## WHAT IS BEING ASKED
Will you output all of the data below exactly, omitting the images?
(Beginning of TASK MATERIAL)
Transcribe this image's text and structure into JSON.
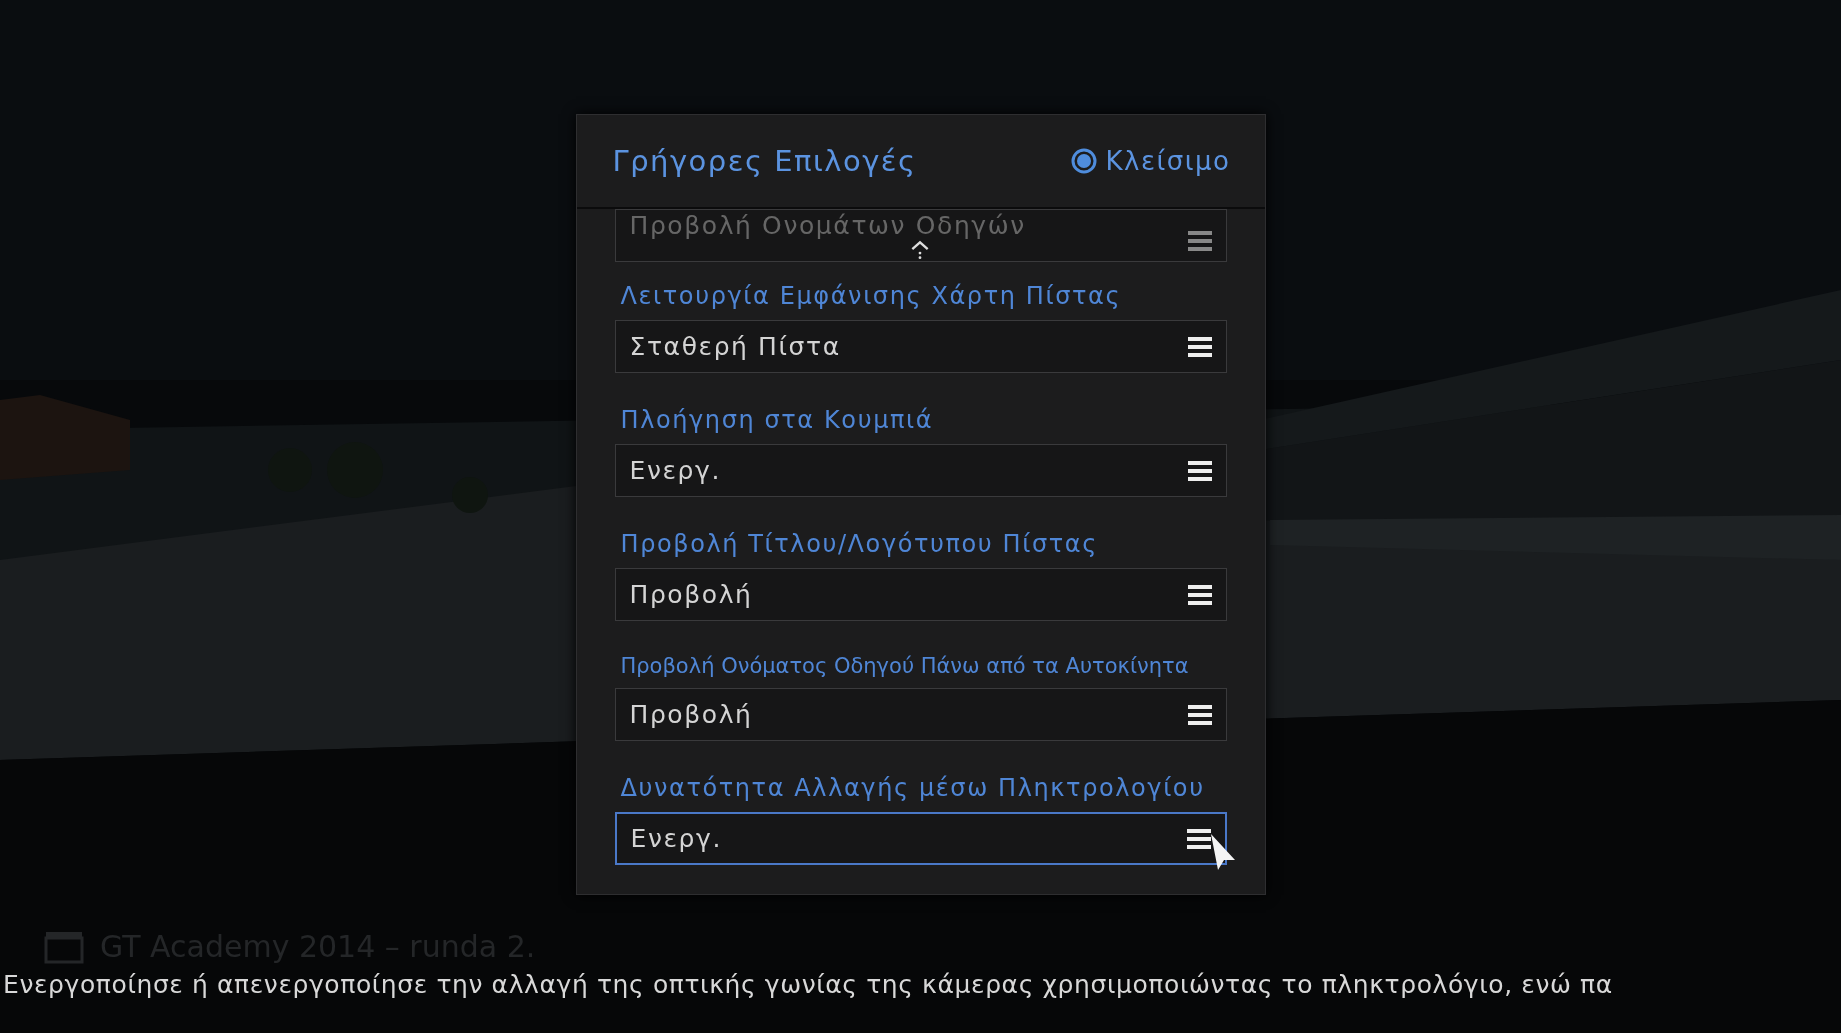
{
  "dialog": {
    "title": "Γρήγορες Επιλογές",
    "close_label": "Κλείσιμο",
    "items": [
      {
        "kind": "scrolled",
        "value": "Προβολή Ονομάτων Οδηγών",
        "selected": false
      },
      {
        "kind": "option",
        "label": "Λειτουργία Εμφάνισης Χάρτη Πίστας",
        "value": "Σταθερή Πίστα",
        "selected": false
      },
      {
        "kind": "option",
        "label": "Πλοήγηση στα Κουμπιά",
        "value": "Ενεργ.",
        "selected": false
      },
      {
        "kind": "option",
        "label": "Προβολή Τίτλου/Λογότυπου Πίστας",
        "value": "Προβολή",
        "selected": false
      },
      {
        "kind": "option",
        "label": "Προβολή Ονόματος Οδηγού Πάνω από τα Αυτοκίνητα",
        "value": "Προβολή",
        "selected": false
      },
      {
        "kind": "option",
        "label": "Δυνατότητα Αλλαγής μέσω Πληκτρολογίου",
        "value": "Ενεργ.",
        "selected": true
      }
    ]
  },
  "replay_title": "GT Academy 2014 – runda 2.",
  "help_text": "Ενεργοποίησε ή απενεργοποίησε την αλλαγή της οπτικής γωνίας της κάμερας χρησιμοποιώντας το πληκτρολόγιο, ενώ πα"
}
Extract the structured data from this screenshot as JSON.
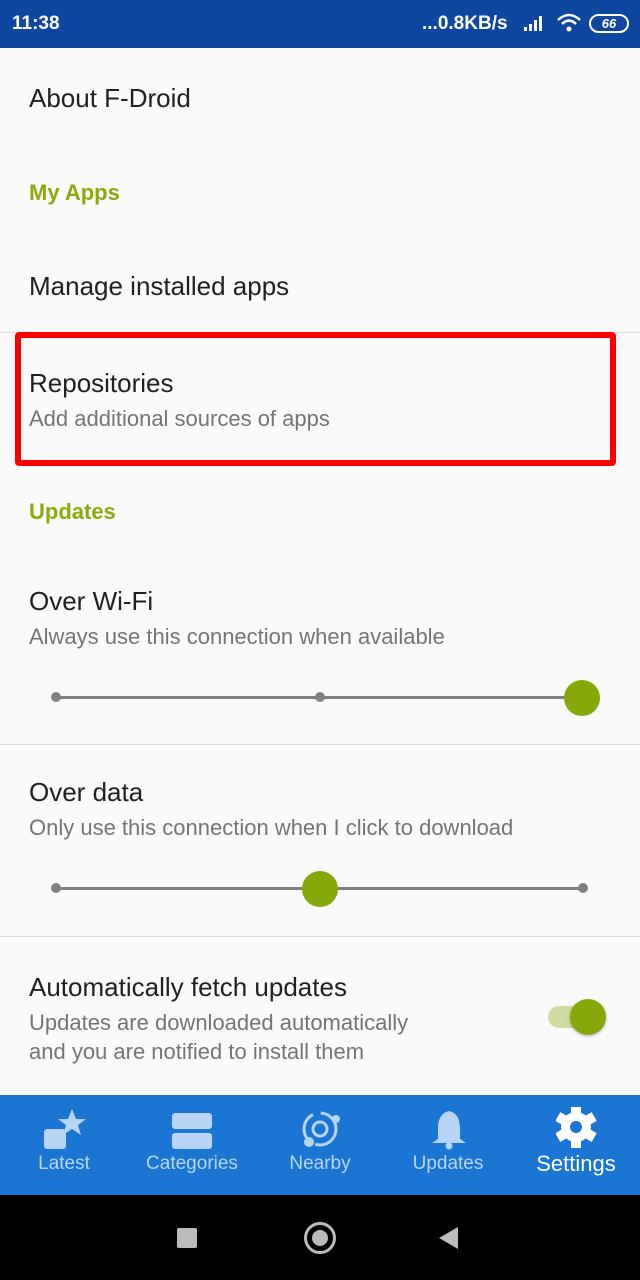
{
  "status_bar": {
    "time": "11:38",
    "network_speed": "...0.8KB/s",
    "battery": "66"
  },
  "settings": {
    "about": "About F-Droid",
    "my_apps_header": "My Apps",
    "manage_installed": "Manage installed apps",
    "repositories": {
      "title": "Repositories",
      "summary": "Add additional sources of apps"
    },
    "updates_header": "Updates",
    "over_wifi": {
      "title": "Over Wi-Fi",
      "summary": "Always use this connection when available",
      "level": 2,
      "max_level": 2
    },
    "over_data": {
      "title": "Over data",
      "summary": "Only use this connection when I click to download",
      "level": 1,
      "max_level": 2
    },
    "auto_fetch": {
      "title": "Automatically fetch updates",
      "summary_line1": "Updates are downloaded automatically",
      "summary_line2": "and you are notified to install them",
      "enabled": true
    }
  },
  "bottom_nav": {
    "items": [
      {
        "label": "Latest",
        "icon": "latest-star-icon"
      },
      {
        "label": "Categories",
        "icon": "categories-icon"
      },
      {
        "label": "Nearby",
        "icon": "nearby-icon"
      },
      {
        "label": "Updates",
        "icon": "bell-icon"
      },
      {
        "label": "Settings",
        "icon": "gear-icon",
        "active": true
      }
    ]
  },
  "colors": {
    "accent": "#8bab0c",
    "status_bar": "#0f47a0",
    "nav": "#1a76d2",
    "highlight": "#ff0000"
  }
}
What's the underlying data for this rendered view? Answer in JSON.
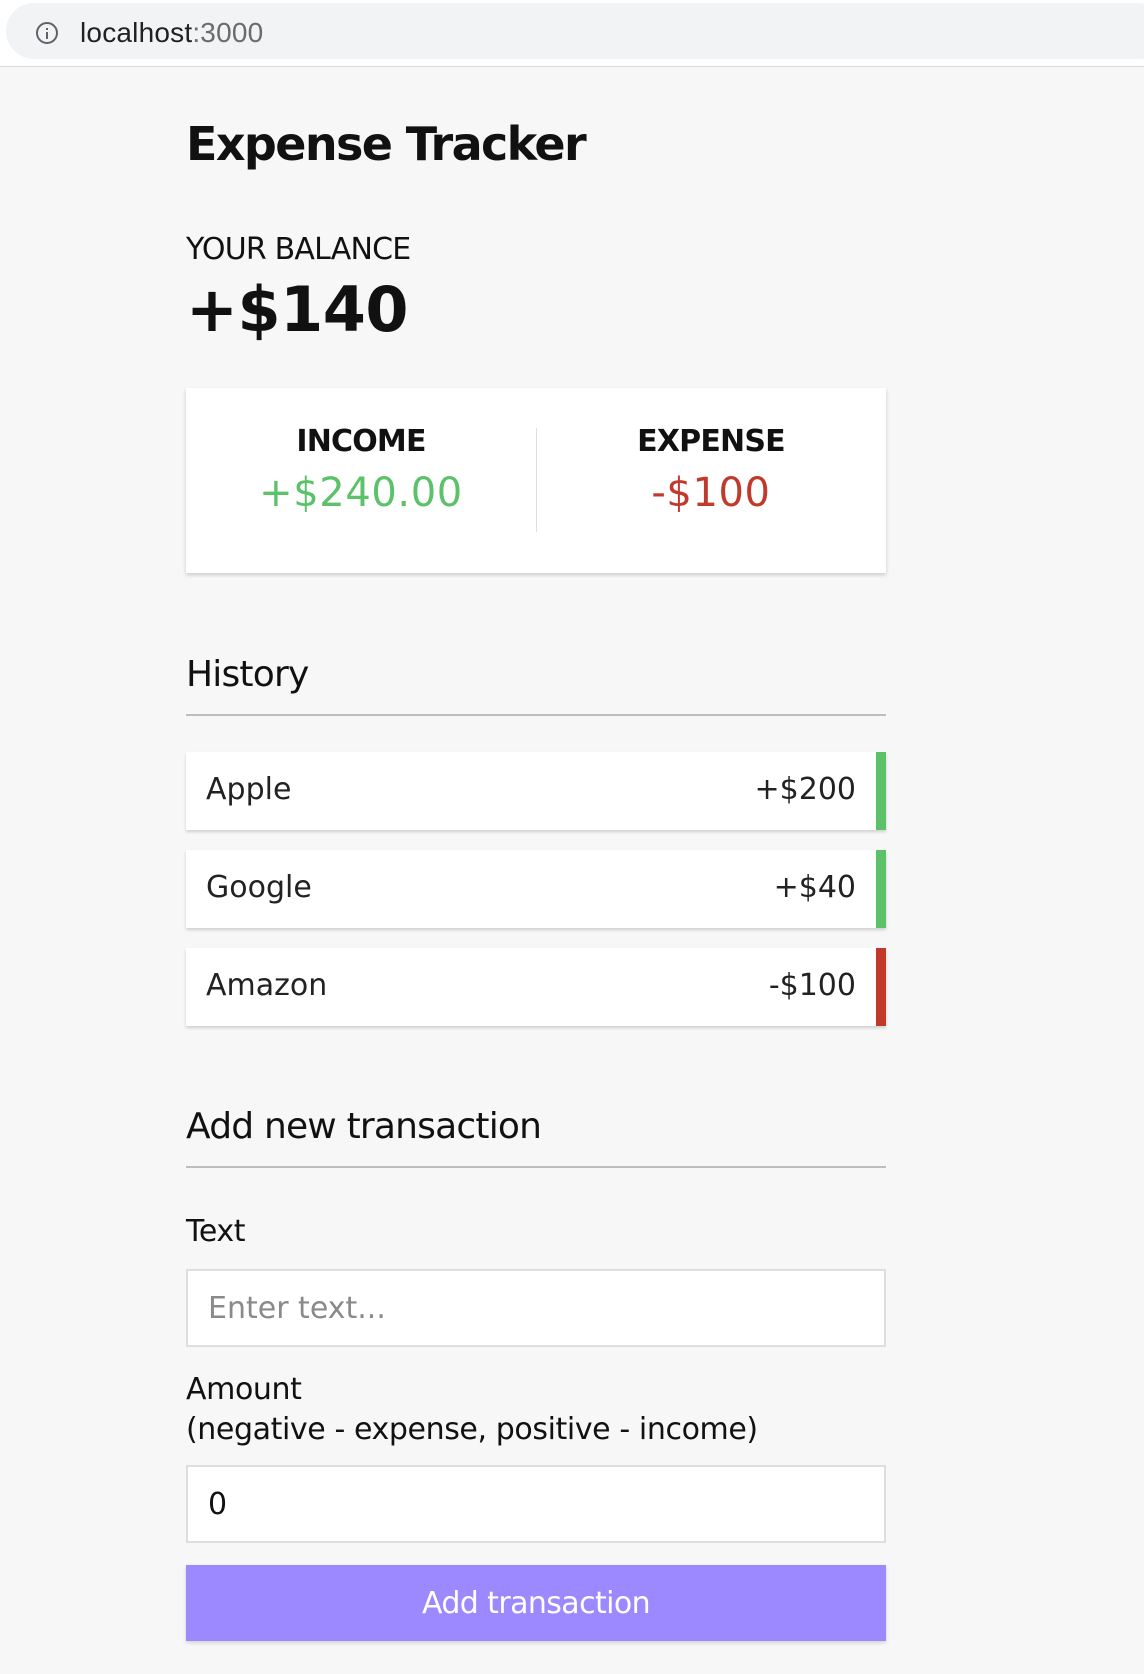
{
  "browser": {
    "url_host": "localhost",
    "url_port": ":3000",
    "info_icon": "info-icon"
  },
  "app": {
    "title": "Expense Tracker"
  },
  "balance": {
    "label": "YOUR BALANCE",
    "value": "+$140"
  },
  "summary": {
    "income_label": "INCOME",
    "income_value": "+$240.00",
    "expense_label": "EXPENSE",
    "expense_value": "-$100",
    "income_color": "#5cc26a",
    "expense_color": "#c0392b"
  },
  "history": {
    "title": "History",
    "items": [
      {
        "text": "Apple",
        "amount": "+$200",
        "type": "plus"
      },
      {
        "text": "Google",
        "amount": "+$40",
        "type": "plus"
      },
      {
        "text": "Amazon",
        "amount": "-$100",
        "type": "minus"
      }
    ]
  },
  "form": {
    "title": "Add new transaction",
    "text_label": "Text",
    "text_placeholder": "Enter text...",
    "text_value": "",
    "amount_label": "Amount",
    "amount_hint": "(negative - expense, positive - income)",
    "amount_value": "0",
    "submit_label": "Add transaction",
    "submit_color": "#9c88ff"
  }
}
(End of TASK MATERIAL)
## ANSWER SPACE
Transcribe this image's text and structure into JSON.
{
  "dialog": {
    "title": "Γρήγορες Επιλογές",
    "close_label": "Κλείσιμο",
    "items": [
      {
        "kind": "scrolled",
        "value": "Προβολή Ονομάτων Οδηγών",
        "selected": false
      },
      {
        "kind": "option",
        "label": "Λειτουργία Εμφάνισης Χάρτη Πίστας",
        "value": "Σταθερή Πίστα",
        "selected": false
      },
      {
        "kind": "option",
        "label": "Πλοήγηση στα Κουμπιά",
        "value": "Ενεργ.",
        "selected": false
      },
      {
        "kind": "option",
        "label": "Προβολή Τίτλου/Λογότυπου Πίστας",
        "value": "Προβολή",
        "selected": false
      },
      {
        "kind": "option",
        "label": "Προβολή Ονόματος Οδηγού Πάνω από τα Αυτοκίνητα",
        "value": "Προβολή",
        "selected": false
      },
      {
        "kind": "option",
        "label": "Δυνατότητα Αλλαγής μέσω Πληκτρολογίου",
        "value": "Ενεργ.",
        "selected": true
      }
    ]
  },
  "replay_title": "GT Academy 2014 – runda 2.",
  "help_text": "Ενεργοποίησε ή απενεργοποίησε την αλλαγή της οπτικής γωνίας της κάμερας χρησιμοποιώντας το πληκτρολόγιο, ενώ πα"
}
Extract the structured data from this screenshot as JSON.
{
  "status_bar": {
    "time": "11:38",
    "network_speed": "...0.8KB/s",
    "battery": "66"
  },
  "settings": {
    "about": "About F-Droid",
    "my_apps_header": "My Apps",
    "manage_installed": "Manage installed apps",
    "repositories": {
      "title": "Repositories",
      "summary": "Add additional sources of apps"
    },
    "updates_header": "Updates",
    "over_wifi": {
      "title": "Over Wi-Fi",
      "summary": "Always use this connection when available",
      "level": 2,
      "max_level": 2
    },
    "over_data": {
      "title": "Over data",
      "summary": "Only use this connection when I click to download",
      "level": 1,
      "max_level": 2
    },
    "auto_fetch": {
      "title": "Automatically fetch updates",
      "summary_line1": "Updates are downloaded automatically",
      "summary_line2": "and you are notified to install them",
      "enabled": true
    }
  },
  "bottom_nav": {
    "items": [
      {
        "label": "Latest",
        "icon": "latest-star-icon"
      },
      {
        "label": "Categories",
        "icon": "categories-icon"
      },
      {
        "label": "Nearby",
        "icon": "nearby-icon"
      },
      {
        "label": "Updates",
        "icon": "bell-icon"
      },
      {
        "label": "Settings",
        "icon": "gear-icon",
        "active": true
      }
    ]
  },
  "colors": {
    "accent": "#8bab0c",
    "status_bar": "#0f47a0",
    "nav": "#1a76d2",
    "highlight": "#ff0000"
  }
}
What's the underlying data for this rendered view? Answer in JSON.
{
  "browser": {
    "url_host": "localhost",
    "url_port": ":3000",
    "info_icon": "info-icon"
  },
  "app": {
    "title": "Expense Tracker"
  },
  "balance": {
    "label": "YOUR BALANCE",
    "value": "+$140"
  },
  "summary": {
    "income_label": "INCOME",
    "income_value": "+$240.00",
    "expense_label": "EXPENSE",
    "expense_value": "-$100",
    "income_color": "#5cc26a",
    "expense_color": "#c0392b"
  },
  "history": {
    "title": "History",
    "items": [
      {
        "text": "Apple",
        "amount": "+$200",
        "type": "plus"
      },
      {
        "text": "Google",
        "amount": "+$40",
        "type": "plus"
      },
      {
        "text": "Amazon",
        "amount": "-$100",
        "type": "minus"
      }
    ]
  },
  "form": {
    "title": "Add new transaction",
    "text_label": "Text",
    "text_placeholder": "Enter text...",
    "text_value": "",
    "amount_label": "Amount",
    "amount_hint": "(negative - expense, positive - income)",
    "amount_value": "0",
    "submit_label": "Add transaction",
    "submit_color": "#9c88ff"
  }
}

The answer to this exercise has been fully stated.